→ **To do**
Write out every record below exactly as it appears, omitting the pictures.

→ **Dataset content**
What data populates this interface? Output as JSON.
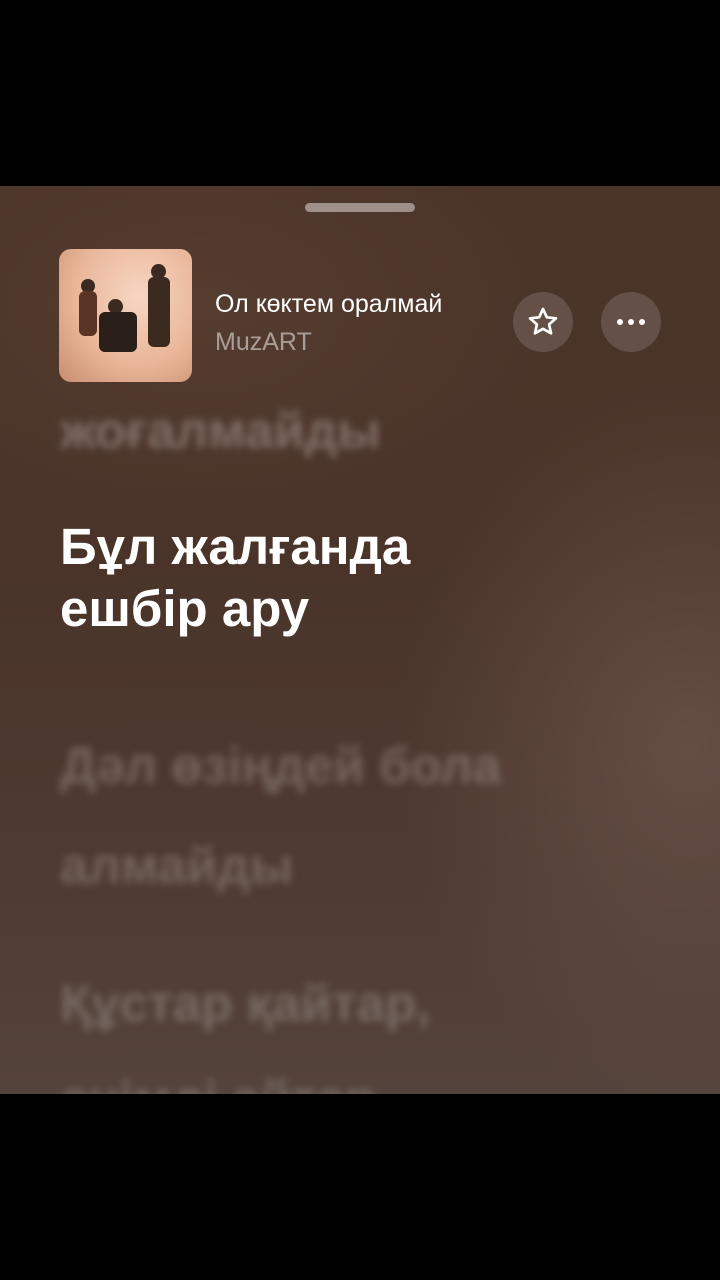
{
  "now_playing": {
    "title": "Ол көктем оралмай",
    "artist": "MuzART",
    "artwork_icon": "album-artwork"
  },
  "controls": {
    "favorite_icon": "star-icon",
    "more_icon": "ellipsis-icon"
  },
  "lyrics": {
    "previous": [
      "жоғалмайды"
    ],
    "active": [
      "Бұл жалғанда",
      "ешбір ару"
    ],
    "next": [
      "Дәл өзіңдей бола",
      "алмайды"
    ],
    "next2": [
      "Құстар қайтар,",
      "әнімді айтар"
    ]
  },
  "colors": {
    "background": "#4b3428",
    "active_lyric": "#ffffff"
  }
}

→ **Exercise answer**
What data populates this interface? Output as JSON.
{
  "now_playing": {
    "title": "Ол көктем оралмай",
    "artist": "MuzART",
    "artwork_icon": "album-artwork"
  },
  "controls": {
    "favorite_icon": "star-icon",
    "more_icon": "ellipsis-icon"
  },
  "lyrics": {
    "previous": [
      "жоғалмайды"
    ],
    "active": [
      "Бұл жалғанда",
      "ешбір ару"
    ],
    "next": [
      "Дәл өзіңдей бола",
      "алмайды"
    ],
    "next2": [
      "Құстар қайтар,",
      "әнімді айтар"
    ]
  },
  "colors": {
    "background": "#4b3428",
    "active_lyric": "#ffffff"
  }
}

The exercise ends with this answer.